Segment Open

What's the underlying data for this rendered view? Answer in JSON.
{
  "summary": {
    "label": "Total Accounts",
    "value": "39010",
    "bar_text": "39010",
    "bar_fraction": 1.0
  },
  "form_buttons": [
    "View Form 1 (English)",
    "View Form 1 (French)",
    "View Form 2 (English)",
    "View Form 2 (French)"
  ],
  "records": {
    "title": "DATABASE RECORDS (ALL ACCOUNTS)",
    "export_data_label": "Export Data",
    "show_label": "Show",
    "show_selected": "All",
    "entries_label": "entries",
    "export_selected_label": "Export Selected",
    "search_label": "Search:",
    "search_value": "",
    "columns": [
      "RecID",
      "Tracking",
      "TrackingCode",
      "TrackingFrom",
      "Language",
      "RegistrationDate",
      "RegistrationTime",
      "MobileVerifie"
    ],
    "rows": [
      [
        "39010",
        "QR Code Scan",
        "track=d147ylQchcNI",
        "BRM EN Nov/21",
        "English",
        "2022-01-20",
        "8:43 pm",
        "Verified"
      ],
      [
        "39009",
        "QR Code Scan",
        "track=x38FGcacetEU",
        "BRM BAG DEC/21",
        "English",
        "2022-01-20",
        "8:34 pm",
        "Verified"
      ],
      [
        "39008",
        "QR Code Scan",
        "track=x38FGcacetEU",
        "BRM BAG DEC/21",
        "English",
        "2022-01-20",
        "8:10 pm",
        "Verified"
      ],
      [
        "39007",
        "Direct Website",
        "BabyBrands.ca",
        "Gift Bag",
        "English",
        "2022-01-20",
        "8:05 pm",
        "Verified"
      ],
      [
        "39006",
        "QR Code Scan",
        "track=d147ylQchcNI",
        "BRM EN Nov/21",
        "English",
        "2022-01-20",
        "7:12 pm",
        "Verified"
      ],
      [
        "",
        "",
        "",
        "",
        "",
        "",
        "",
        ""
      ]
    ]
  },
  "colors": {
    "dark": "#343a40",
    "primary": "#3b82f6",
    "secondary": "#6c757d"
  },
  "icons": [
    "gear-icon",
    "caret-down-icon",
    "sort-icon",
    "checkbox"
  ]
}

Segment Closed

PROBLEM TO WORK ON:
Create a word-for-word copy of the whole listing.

COMPLETED EXERCISE:
What's the underlying data for this rendered view? Answer in JSON.
{
  "summary": {
    "label": "Total Accounts",
    "value": "39010",
    "bar_text": "39010",
    "bar_fraction": 1.0
  },
  "form_buttons": [
    "View Form 1 (English)",
    "View Form 1 (French)",
    "View Form 2 (English)",
    "View Form 2 (French)"
  ],
  "records": {
    "title": "DATABASE RECORDS (ALL ACCOUNTS)",
    "export_data_label": "Export Data",
    "show_label": "Show",
    "show_selected": "All",
    "entries_label": "entries",
    "export_selected_label": "Export Selected",
    "search_label": "Search:",
    "search_value": "",
    "columns": [
      "RecID",
      "Tracking",
      "TrackingCode",
      "TrackingFrom",
      "Language",
      "RegistrationDate",
      "RegistrationTime",
      "MobileVerifie"
    ],
    "rows": [
      [
        "39010",
        "QR Code Scan",
        "track=d147ylQchcNI",
        "BRM EN Nov/21",
        "English",
        "2022-01-20",
        "8:43 pm",
        "Verified"
      ],
      [
        "39009",
        "QR Code Scan",
        "track=x38FGcacetEU",
        "BRM BAG DEC/21",
        "English",
        "2022-01-20",
        "8:34 pm",
        "Verified"
      ],
      [
        "39008",
        "QR Code Scan",
        "track=x38FGcacetEU",
        "BRM BAG DEC/21",
        "English",
        "2022-01-20",
        "8:10 pm",
        "Verified"
      ],
      [
        "39007",
        "Direct Website",
        "BabyBrands.ca",
        "Gift Bag",
        "English",
        "2022-01-20",
        "8:05 pm",
        "Verified"
      ],
      [
        "39006",
        "QR Code Scan",
        "track=d147ylQchcNI",
        "BRM EN Nov/21",
        "English",
        "2022-01-20",
        "7:12 pm",
        "Verified"
      ],
      [
        "",
        "",
        "",
        "",
        "",
        "",
        "",
        ""
      ]
    ]
  },
  "colors": {
    "dark": "#343a40",
    "primary": "#3b82f6",
    "secondary": "#6c757d"
  },
  "icons": [
    "gear-icon",
    "caret-down-icon",
    "sort-icon",
    "checkbox"
  ]
}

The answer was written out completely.